Last month, SQN stated that Yelp to shake-up the board and consider selling the firm to a private equity fund or a strategic buyer. The hedge fund cited poor performance as the primary reason for coming up with alternative options so that it could perform up to its potential. The tech-based hedge fund has a 4% stake in the review platform. The social review site had hired Evercore to help it tackle the push from SQN.
As the social review platform is undergoing transition on its go-to-market strategy, it has unveiled its five-year plan to create long-term sustainable growth. On a CAGR basis, revenue is expected to be in the mid-teens for the 2019-2023 timeframe. With an increased focus on reducing expenses, adjusted EBITDA is forecasted to be between 30% and 35% by 2023.

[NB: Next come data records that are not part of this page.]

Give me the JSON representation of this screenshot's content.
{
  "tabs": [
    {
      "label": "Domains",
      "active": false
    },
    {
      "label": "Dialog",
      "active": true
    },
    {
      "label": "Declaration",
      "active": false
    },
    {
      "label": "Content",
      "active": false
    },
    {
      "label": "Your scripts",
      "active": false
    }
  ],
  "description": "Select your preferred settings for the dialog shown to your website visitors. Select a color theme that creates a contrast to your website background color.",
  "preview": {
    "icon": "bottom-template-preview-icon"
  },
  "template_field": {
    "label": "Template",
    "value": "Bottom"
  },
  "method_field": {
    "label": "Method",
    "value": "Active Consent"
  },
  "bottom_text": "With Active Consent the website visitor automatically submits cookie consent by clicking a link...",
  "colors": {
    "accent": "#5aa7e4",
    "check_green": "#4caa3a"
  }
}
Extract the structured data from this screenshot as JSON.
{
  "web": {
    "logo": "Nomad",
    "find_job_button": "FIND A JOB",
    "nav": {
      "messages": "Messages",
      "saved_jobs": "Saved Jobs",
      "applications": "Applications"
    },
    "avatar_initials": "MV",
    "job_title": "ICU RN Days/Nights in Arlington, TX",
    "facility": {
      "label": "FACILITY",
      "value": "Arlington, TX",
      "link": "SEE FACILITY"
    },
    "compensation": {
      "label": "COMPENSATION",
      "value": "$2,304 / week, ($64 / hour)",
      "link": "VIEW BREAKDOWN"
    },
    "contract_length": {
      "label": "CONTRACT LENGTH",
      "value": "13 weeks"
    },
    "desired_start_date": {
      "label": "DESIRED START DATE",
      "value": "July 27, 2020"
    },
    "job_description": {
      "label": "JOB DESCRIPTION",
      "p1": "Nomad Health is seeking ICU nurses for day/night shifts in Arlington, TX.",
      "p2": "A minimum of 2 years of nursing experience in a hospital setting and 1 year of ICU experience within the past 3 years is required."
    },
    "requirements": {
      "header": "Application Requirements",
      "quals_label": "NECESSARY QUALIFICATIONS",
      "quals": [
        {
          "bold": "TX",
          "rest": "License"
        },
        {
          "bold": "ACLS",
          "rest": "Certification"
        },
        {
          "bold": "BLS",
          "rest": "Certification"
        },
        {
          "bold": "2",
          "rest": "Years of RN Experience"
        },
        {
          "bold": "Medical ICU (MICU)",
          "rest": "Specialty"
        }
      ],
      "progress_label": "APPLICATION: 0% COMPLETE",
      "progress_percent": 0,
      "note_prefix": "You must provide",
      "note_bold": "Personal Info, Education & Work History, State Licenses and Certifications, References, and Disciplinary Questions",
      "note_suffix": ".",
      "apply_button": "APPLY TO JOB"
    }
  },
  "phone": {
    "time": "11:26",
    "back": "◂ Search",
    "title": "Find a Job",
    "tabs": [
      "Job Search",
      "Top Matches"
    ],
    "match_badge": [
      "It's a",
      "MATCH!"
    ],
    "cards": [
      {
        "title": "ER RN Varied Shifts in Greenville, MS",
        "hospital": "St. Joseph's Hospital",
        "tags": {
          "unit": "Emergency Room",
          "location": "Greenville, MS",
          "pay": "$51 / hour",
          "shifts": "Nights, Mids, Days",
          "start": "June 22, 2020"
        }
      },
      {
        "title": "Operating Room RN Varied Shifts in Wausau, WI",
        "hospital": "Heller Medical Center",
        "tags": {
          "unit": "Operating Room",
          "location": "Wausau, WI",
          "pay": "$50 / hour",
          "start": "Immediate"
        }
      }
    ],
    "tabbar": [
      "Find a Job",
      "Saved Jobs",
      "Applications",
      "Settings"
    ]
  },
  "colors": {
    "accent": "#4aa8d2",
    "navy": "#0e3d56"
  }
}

Yelp’s partnership with Grubhub (GRUB) has been coming along nicely as it would give the review platform to bump up the revenues without spending money on marketing. Along the same lines, the company has entered into partnerships with Visa (V) and GoDaddy (GDDY) which is expected to augur well for the firm in the near future.
Yelp has been struggling to cope up with the stiff competition from Google (GOOGL) and Instagram. The company still gets lion’s share of revenue from advertising. Since it has to compete with the likes of Google for ad spending from clients, investors are concerned about the firm ability to come up with a sustainable growth strategy.
The company expects revenue to increase by 4% to 6% for Q1 2019 and 8% to 10% for the full year 2019 period. Adjusted EBITDA margins are expected to improve 1 to 2 percentage points next quarter and 2 to 3 percentage points for 2019.